Signs of glaucomatous optic discs changes but IOp is less than 21. Multiple IOP readings needed to distinguish from POAG. Vasculature plays big role

15

What are the signs of low tension glaucoma?

Any signs of POAG
Splinter hemorrhages at disc (drance hemes)
Shallower cupping
PPA

16

How do prostaglandins work?

Increases aqueous outflow.
First line therapy usually

17

How do beta blockers work?

decreases aqueous production
second line therapy
Do not use with asthmatics, COPD, hypotension

18

What is the difference between SLT and ALT?

ALT - argon laser. 100 burns in two treatments. placed into anterior TM to increase aqueous drainage
SLT - works on cellular level. Laser applied to TM

19

What is angle closure glaucoma?

Aqueous outflow is decreased due to anatomically restricted angles. Peripheral iris covers TM, preventing outflow. Increase in resistance of flow b/w posterior iris and anterior lens is called relative pupil block and iris bows forward, potentially blocking the TM

20

How can dilation cause angle closure glaucoma?

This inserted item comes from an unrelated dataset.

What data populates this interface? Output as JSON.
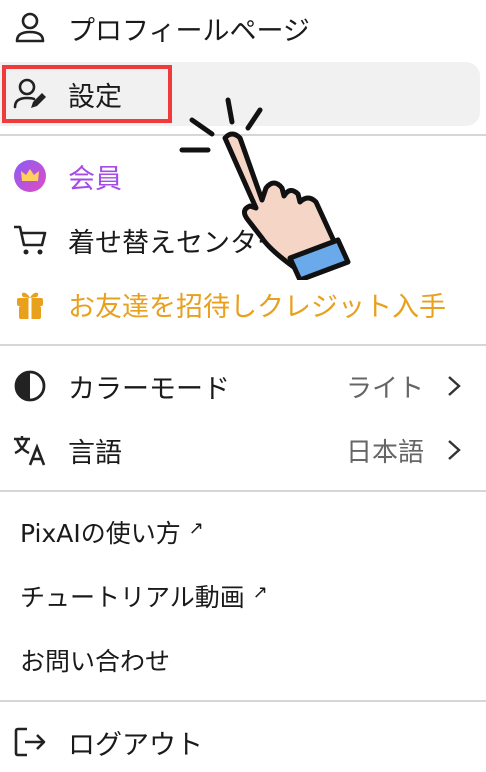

Not due to dilation but reconstriction of the pupil when it sits on the lens and causes relative pupillary block

21

What are risk factors for angle closure glaucoma?

1. Smaller corneal height
2. smaller corneal diameter
3. anteriorly placed lens

22

What are the symptoms of an angle closure glaucoma attack?

1. high IOP (up to 100mgHg)
2. ciliary flush
3. corneal edema
4. mid-dilated pupil
5. ocular pain
6. naseua
7. intermittent blurring of vision with halos
8. sudden dramatic sever and persistent pain

23

How long does angle closure glaucoma last?

4-6 hours

24

What is laser iridotomy?

preferred surgical treatment, because it have high risk-benefit ratio. Releive pupil block and prevent the formation of PAS.

25

YAG laser is effective for what type of iris?

thin blue iris
not good with thick brown iris

26

Many in the US are treated with what type of laser, followed by what type of laser?

Argon laser followed by YAG